WORK ITEM => Every entry must be copied word for word.
LISTED RECORDS section start
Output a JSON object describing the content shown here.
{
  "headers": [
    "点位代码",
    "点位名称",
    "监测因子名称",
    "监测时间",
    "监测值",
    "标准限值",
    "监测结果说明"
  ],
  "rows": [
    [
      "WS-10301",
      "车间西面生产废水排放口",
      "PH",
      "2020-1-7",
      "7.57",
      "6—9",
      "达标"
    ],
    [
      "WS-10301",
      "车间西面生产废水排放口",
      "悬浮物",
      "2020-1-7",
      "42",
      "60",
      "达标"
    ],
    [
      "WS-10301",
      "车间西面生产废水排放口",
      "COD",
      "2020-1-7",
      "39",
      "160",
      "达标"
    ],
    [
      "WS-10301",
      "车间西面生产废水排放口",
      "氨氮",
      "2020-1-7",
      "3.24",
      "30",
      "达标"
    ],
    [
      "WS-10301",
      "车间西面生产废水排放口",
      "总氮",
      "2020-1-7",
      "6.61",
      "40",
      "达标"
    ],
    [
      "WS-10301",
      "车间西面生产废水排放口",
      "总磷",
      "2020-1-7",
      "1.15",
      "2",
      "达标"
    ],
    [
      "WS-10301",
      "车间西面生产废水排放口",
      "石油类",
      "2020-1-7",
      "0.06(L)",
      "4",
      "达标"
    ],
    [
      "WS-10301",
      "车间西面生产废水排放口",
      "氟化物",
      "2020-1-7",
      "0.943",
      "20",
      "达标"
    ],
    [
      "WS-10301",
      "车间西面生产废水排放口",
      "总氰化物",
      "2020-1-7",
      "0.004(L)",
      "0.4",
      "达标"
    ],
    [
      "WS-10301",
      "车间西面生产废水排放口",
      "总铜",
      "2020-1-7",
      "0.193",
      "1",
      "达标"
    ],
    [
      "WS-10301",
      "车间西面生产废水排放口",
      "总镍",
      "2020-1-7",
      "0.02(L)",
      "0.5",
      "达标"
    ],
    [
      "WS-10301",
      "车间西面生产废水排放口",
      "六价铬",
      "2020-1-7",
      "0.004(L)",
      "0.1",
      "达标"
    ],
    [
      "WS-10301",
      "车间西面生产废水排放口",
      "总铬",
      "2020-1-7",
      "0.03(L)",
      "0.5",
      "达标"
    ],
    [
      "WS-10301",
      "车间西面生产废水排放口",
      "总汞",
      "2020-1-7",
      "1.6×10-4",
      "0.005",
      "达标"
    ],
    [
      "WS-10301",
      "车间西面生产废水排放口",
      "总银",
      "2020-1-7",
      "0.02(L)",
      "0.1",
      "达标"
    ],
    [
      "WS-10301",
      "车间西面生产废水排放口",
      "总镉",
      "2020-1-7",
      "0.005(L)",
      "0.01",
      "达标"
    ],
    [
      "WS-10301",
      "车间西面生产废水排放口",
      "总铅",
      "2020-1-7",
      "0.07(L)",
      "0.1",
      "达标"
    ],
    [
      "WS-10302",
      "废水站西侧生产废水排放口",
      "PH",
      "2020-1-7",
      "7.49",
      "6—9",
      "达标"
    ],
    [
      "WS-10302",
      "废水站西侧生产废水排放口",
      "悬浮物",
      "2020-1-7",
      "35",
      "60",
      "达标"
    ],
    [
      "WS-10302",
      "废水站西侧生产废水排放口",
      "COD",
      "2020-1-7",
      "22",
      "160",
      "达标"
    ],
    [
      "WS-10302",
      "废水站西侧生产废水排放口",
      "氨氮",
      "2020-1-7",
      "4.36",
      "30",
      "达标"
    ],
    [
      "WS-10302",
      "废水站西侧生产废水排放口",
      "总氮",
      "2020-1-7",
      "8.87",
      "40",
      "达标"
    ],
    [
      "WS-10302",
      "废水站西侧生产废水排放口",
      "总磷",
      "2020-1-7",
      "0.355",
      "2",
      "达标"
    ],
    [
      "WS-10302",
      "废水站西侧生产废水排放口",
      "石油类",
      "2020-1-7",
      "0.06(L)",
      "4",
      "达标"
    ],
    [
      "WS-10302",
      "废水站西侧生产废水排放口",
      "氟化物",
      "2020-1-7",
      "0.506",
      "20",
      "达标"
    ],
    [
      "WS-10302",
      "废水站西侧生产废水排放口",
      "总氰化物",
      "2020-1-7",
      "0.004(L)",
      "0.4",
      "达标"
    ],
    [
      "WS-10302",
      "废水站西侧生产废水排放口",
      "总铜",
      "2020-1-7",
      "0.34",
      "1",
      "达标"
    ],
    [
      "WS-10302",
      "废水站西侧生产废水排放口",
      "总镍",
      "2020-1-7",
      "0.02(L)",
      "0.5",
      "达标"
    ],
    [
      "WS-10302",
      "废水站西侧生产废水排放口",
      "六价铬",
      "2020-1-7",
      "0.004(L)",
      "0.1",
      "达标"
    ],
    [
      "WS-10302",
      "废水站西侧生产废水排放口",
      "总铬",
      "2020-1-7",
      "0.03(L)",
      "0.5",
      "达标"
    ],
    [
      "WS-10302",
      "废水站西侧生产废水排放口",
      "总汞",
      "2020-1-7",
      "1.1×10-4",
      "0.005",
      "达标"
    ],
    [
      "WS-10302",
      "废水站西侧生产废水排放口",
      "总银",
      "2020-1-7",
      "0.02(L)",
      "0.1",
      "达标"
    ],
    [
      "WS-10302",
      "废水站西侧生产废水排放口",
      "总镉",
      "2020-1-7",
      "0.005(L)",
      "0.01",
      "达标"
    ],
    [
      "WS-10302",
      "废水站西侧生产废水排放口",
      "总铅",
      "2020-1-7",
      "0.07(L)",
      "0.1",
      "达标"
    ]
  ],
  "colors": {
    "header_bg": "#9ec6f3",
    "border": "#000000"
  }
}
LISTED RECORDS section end
ANSWER BELOW =>
Output a JSON object describing the content shown here.
{
  "headers": [
    "点位代码",
    "点位名称",
    "监测因子名称",
    "监测时间",
    "监测值",
    "标准限值",
    "监测结果说明"
  ],
  "rows": [
    [
      "WS-10301",
      "车间西面生产废水排放口",
      "PH",
      "2020-1-7",
      "7.57",
      "6—9",
      "达标"
    ],
    [
      "WS-10301",
      "车间西面生产废水排放口",
      "悬浮物",
      "2020-1-7",
      "42",
      "60",
      "达标"
    ],
    [
      "WS-10301",
      "车间西面生产废水排放口",
      "COD",
      "2020-1-7",
      "39",
      "160",
      "达标"
    ],
    [
      "WS-10301",
      "车间西面生产废水排放口",
      "氨氮",
      "2020-1-7",
      "3.24",
      "30",
      "达标"
    ],
    [
      "WS-10301",
      "车间西面生产废水排放口",
      "总氮",
      "2020-1-7",
      "6.61",
      "40",
      "达标"
    ],
    [
      "WS-10301",
      "车间西面生产废水排放口",
      "总磷",
      "2020-1-7",
      "1.15",
      "2",
      "达标"
    ],
    [
      "WS-10301",
      "车间西面生产废水排放口",
      "石油类",
      "2020-1-7",
      "0.06(L)",
      "4",
      "达标"
    ],
    [
      "WS-10301",
      "车间西面生产废水排放口",
      "氟化物",
      "2020-1-7",
      "0.943",
      "20",
      "达标"
    ],
    [
      "WS-10301",
      "车间西面生产废水排放口",
      "总氰化物",
      "2020-1-7",
      "0.004(L)",
      "0.4",
      "达标"
    ],
    [
      "WS-10301",
      "车间西面生产废水排放口",
      "总铜",
      "2020-1-7",
      "0.193",
      "1",
      "达标"
    ],
    [
      "WS-10301",
      "车间西面生产废水排放口",
      "总镍",
      "2020-1-7",
      "0.02(L)",
      "0.5",
      "达标"
    ],
    [
      "WS-10301",
      "车间西面生产废水排放口",
      "六价铬",
      "2020-1-7",
      "0.004(L)",
      "0.1",
      "达标"
    ],
    [
      "WS-10301",
      "车间西面生产废水排放口",
      "总铬",
      "2020-1-7",
      "0.03(L)",
      "0.5",
      "达标"
    ],
    [
      "WS-10301",
      "车间西面生产废水排放口",
      "总汞",
      "2020-1-7",
      "1.6×10-4",
      "0.005",
      "达标"
    ],
    [
      "WS-10301",
      "车间西面生产废水排放口",
      "总银",
      "2020-1-7",
      "0.02(L)",
      "0.1",
      "达标"
    ],
    [
      "WS-10301",
      "车间西面生产废水排放口",
      "总镉",
      "2020-1-7",
      "0.005(L)",
      "0.01",
      "达标"
    ],
    [
      "WS-10301",
      "车间西面生产废水排放口",
      "总铅",
      "2020-1-7",
      "0.07(L)",
      "0.1",
      "达标"
    ],
    [
      "WS-10302",
      "废水站西侧生产废水排放口",
      "PH",
      "2020-1-7",
      "7.49",
      "6—9",
      "达标"
    ],
    [
      "WS-10302",
      "废水站西侧生产废水排放口",
      "悬浮物",
      "2020-1-7",
      "35",
      "60",
      "达标"
    ],
    [
      "WS-10302",
      "废水站西侧生产废水排放口",
      "COD",
      "2020-1-7",
      "22",
      "160",
      "达标"
    ],
    [
      "WS-10302",
      "废水站西侧生产废水排放口",
      "氨氮",
      "2020-1-7",
      "4.36",
      "30",
      "达标"
    ],
    [
      "WS-10302",
      "废水站西侧生产废水排放口",
      "总氮",
      "2020-1-7",
      "8.87",
      "40",
      "达标"
    ],
    [
      "WS-10302",
      "废水站西侧生产废水排放口",
      "总磷",
      "2020-1-7",
      "0.355",
      "2",
      "达标"
    ],
    [
      "WS-10302",
      "废水站西侧生产废水排放口",
      "石油类",
      "2020-1-7",
      "0.06(L)",
      "4",
      "达标"
    ],
    [
      "WS-10302",
      "废水站西侧生产废水排放口",
      "氟化物",
      "2020-1-7",
      "0.506",
      "20",
      "达标"
    ],
    [
      "WS-10302",
      "废水站西侧生产废水排放口",
      "总氰化物",
      "2020-1-7",
      "0.004(L)",
      "0.4",
      "达标"
    ],
    [
      "WS-10302",
      "废水站西侧生产废水排放口",
      "总铜",
      "2020-1-7",
      "0.34",
      "1",
      "达标"
    ],
    [
      "WS-10302",
      "废水站西侧生产废水排放口",
      "总镍",
      "2020-1-7",
      "0.02(L)",
      "0.5",
      "达标"
    ],
    [
      "WS-10302",
      "废水站西侧生产废水排放口",
      "六价铬",
      "2020-1-7",
      "0.004(L)",
      "0.1",
      "达标"
    ],
    [
      "WS-10302",
      "废水站西侧生产废水排放口",
      "总铬",
      "2020-1-7",
      "0.03(L)",
      "0.5",
      "达标"
    ],
    [
      "WS-10302",
      "废水站西侧生产废水排放口",
      "总汞",
      "2020-1-7",
      "1.1×10-4",
      "0.005",
      "达标"
    ],
    [
      "WS-10302",
      "废水站西侧生产废水排放口",
      "总银",
      "2020-1-7",
      "0.02(L)",
      "0.1",
      "达标"
    ],
    [
      "WS-10302",
      "废水站西侧生产废水排放口",
      "总镉",
      "2020-1-7",
      "0.005(L)",
      "0.01",
      "达标"
    ],
    [
      "WS-10302",
      "废水站西侧生产废水排放口",
      "总铅",
      "2020-1-7",
      "0.07(L)",
      "0.1",
      "达标"
    ]
  ],
  "colors": {
    "header_bg": "#9ec6f3",
    "border": "#000000"
  }
}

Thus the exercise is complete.